Connecting the digital thread

“There could be up to 20 robots, 400 unique parts, and 25 people working on the factory floor to produce one order start to finish in a matter of hours,” explained Shashank Samala, Tempo’s co-founder and vice president of product in an email. Tempo “employs IIoT to automatically configure, operate, and monitor” the entire process, coordinated by a “connected manufacturing system” that creates an “unbroken digital thread from design intent of the engineer captured on the website, to suppliers distributed across the country, to robots and people on the factory floor.”

Rather than the machines on the floor functioning as “isolated islands of technology,” Samala added, Tempo Automation uses Amazon Web Services (AWS) GovCloud to network everything in a bi-directional feedback loop.

“After customers upload their design to the Tempo platform, our software extracts the design features and then streams relevant data down to all the devices, processes, and robots on the factory floor,” he said. “This loop then works the other way: As the robots build the products, they collect data and feedback about the design during production. This data is then streamed back through the Tempo secure cloud architecture to the customer as a ‘Production Forensics’ report.”

Samala claimed the system has “streamlined operations, improved collaboration, and simplified remote management and control.”

Traditional IoT, too

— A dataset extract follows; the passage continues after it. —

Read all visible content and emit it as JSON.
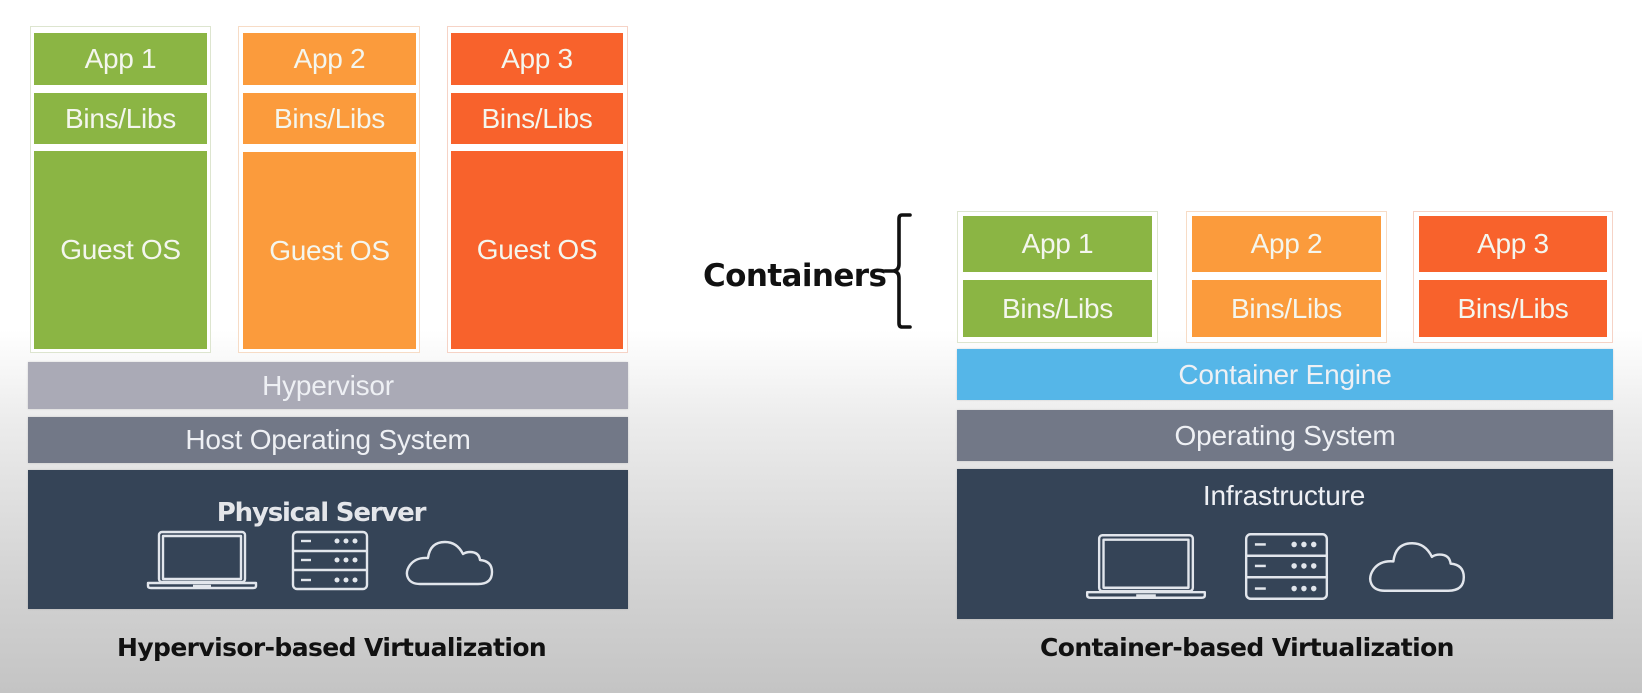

Of course, the Tempo factory isn’t all fancy, cutting-edge IIoT implementations. According to Ryan Saul, vice president of manufacturing, the plant also includes an array of IoT sensors that track temperature, humidity, equipment status, job progress, reported defects, and so on to help engineers and executives understand how the facility is operating.

 

This article was written by Fredric Paul from NetworkWorld and was legally licensed through the NewsCred publisher network. Please direct all licensing questions to legal@newscred.com.